Rutgers professor participating in historic ocean treaty negotiations predicts it will increase ocean resilience to climate change.
Climate change. Overfishing. Seabed floor mining.
These are some of the epic challenges that would be addressed by a historic United Nations treaty protecting ocean biodiversity that gained backing in early March when a significant majority of nations agreed on language supporting it.
Covering the “high seas,” the enormous belt of brine spanning nearly half of the globe, the U.N. High Seas Biodiversity Treaty would protect marine biodiversity and provide oversight of international waters.
Cymie Payne, an associate professor in the Department of Human Ecology in the Rutgers School of Environmental and Biological Sciences (SEBS) and the Rutgers Law School, was present at the U.N. headquarters in New York for the entire two-week conference and for the 38-hour final session, when the final wording of the treaty was agreed upon. Kyra Bostic, a SEBS undergrad and Payne’s student, was a delegate at the conference with her.
Payne, an expert in international and environmental law, explained the goals of the treaty, its importance and some of the next steps toward implementation.

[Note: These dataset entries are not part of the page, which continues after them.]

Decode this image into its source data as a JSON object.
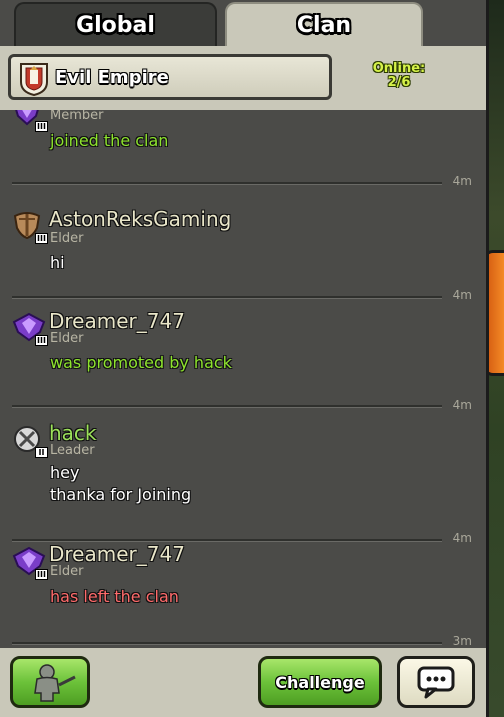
{
  "tabs": {
    "global_label": "Global",
    "clan_label": "Clan"
  },
  "header": {
    "clan_name": "Evil Empire",
    "online_label": "Online:",
    "online_count": "2/6"
  },
  "messages": [
    {
      "name": "",
      "role": "Member",
      "lines": [
        "joined the clan"
      ],
      "text_style": "green",
      "time": "4m",
      "avatar": "purple-shield-icon"
    },
    {
      "name": "AstonReksGaming",
      "role": "Elder",
      "lines": [
        "hi"
      ],
      "text_style": "white",
      "time": "4m",
      "avatar": "bronze-shield-icon"
    },
    {
      "name": "Dreamer_747",
      "role": "Elder",
      "lines": [
        "was promoted by hack"
      ],
      "text_style": "green",
      "time": "4m",
      "avatar": "purple-shield-icon"
    },
    {
      "name": "hack",
      "role": "Leader",
      "lines": [
        "hey",
        "thanka for Joining"
      ],
      "text_style": "white",
      "time": "4m",
      "avatar": "crossed-swords-icon"
    },
    {
      "name": "Dreamer_747",
      "role": "Elder",
      "lines": [
        "has left the clan"
      ],
      "text_style": "red",
      "time": "3m",
      "avatar": "purple-shield-icon"
    }
  ],
  "footer": {
    "challenge_label": "Challenge"
  },
  "colors": {
    "panel": "#4b4b48",
    "header": "#c9c8b9",
    "green_text": "#8ee42e",
    "red_text": "#ff6b6b",
    "leader_name": "#9ce15a",
    "online_text": "#d6f24a"
  }
}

We’ve read and heard references to the “high seas” in books, movies and songs, but what is meant by the term? Why do the high seas need protection?

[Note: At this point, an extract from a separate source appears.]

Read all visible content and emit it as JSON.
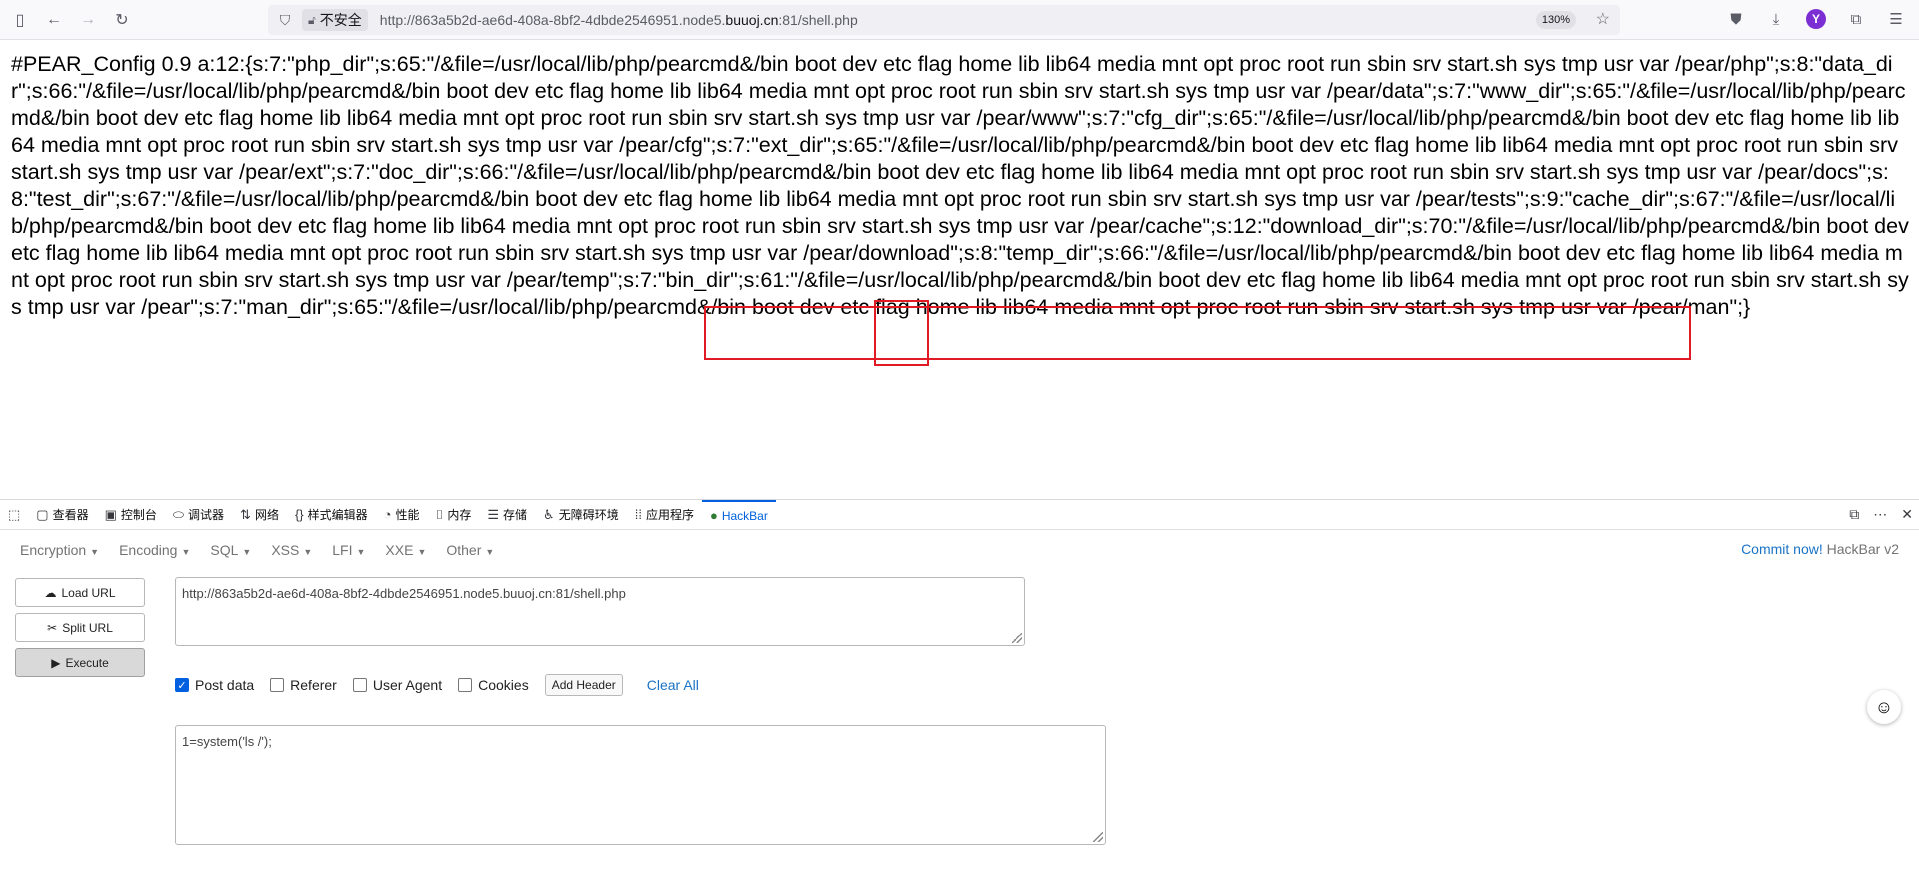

Payne: The term “high seas” refers to the area of the ocean lying more than 200 nautical miles from coastlines. The phrase encompasses not only the water column, but the seabed below and the air space above. The high seas cover nearly half the Earth’s surface and are shared by all nations under international law. All nations, whether coastal or landlocked, have an equal right to conduct scientific research there, fish and navigate.
We have a lot of laws for our lands relating to all kinds of pursuits, including residential uses and industrial activities. When it comes to laws governing the high seas, however, there’s almost nothing. Only some limited agreements.
The area is vast, mostly unmanaged and teeming with life. Over the last 10 to 20 years, our technology has made it possible and interesting for humans to go out there and use that space. Commercial fisheries are out there. Companies are proposing to begin mining the seabed for minerals like cobalt and manganese, and prospecting for marine life possessing unique genetic material to be used for commercial purposes. Submarines are traversing the deep and undersea cables are being installed for communications networks. Climate change is exerting effects we can’t yet fully understand. There’s a possibility that we’re wiping out species we don’t even know about with our activities. We want to try to manage activities and achieve a better result.
Why were you present and so involved in the negotiations?
Payne: I chair the Ocean Law Specialist Group of the World Commission on Environmental Law, an expert commission advising the International Union for Conservation of Nature (IUCN). I served as a delegate at the treaty negotiations for the IUCN.
I provide my expertise to the delegation, which in turn often supports the capacity of developing countries that may not have technical experts available to them. I also conducted participant observation for my scholarship. Over the course of the negotiations – beginning in 2015 – I and my team produced analysis and briefing papers on topics for governments wrestling with legal and policy issues or wording. We shared those position papers widely. Unusual in that setting where nations are the most visible actors, our recommendations were sometimes referenced right on the floor of the meeting room.
What will the treaty do for the world’s oceans?
Payne: The treaty fills a legal and management gap for the high seas. It’s a vast, common resource, yet only a small number of countries have taken advantage of opportunities presented there. The agreement will help more countries get involved by sharing the rewards from scientific discoveries. It will require countries to commit to assessing and mitigating environmental impacts from their activities. The treaty also will create a mechanism to designate “marine protected areas.” This is expected to protect unique high seas ecosystems, like the Sargasso Sea.
What’s the timeline for bringing the treaty to fruition?
Payne: We have an agreed text, so that is the starting point. Once it is adopted (likely in June), at least 60 countries must ratify the agreement. This may take three to five years. Meanwhile, we will continue our work, assisting with analysis and recommendations of how to implement the treaty.
This article was published by Rutgers Today on March 28, 2023.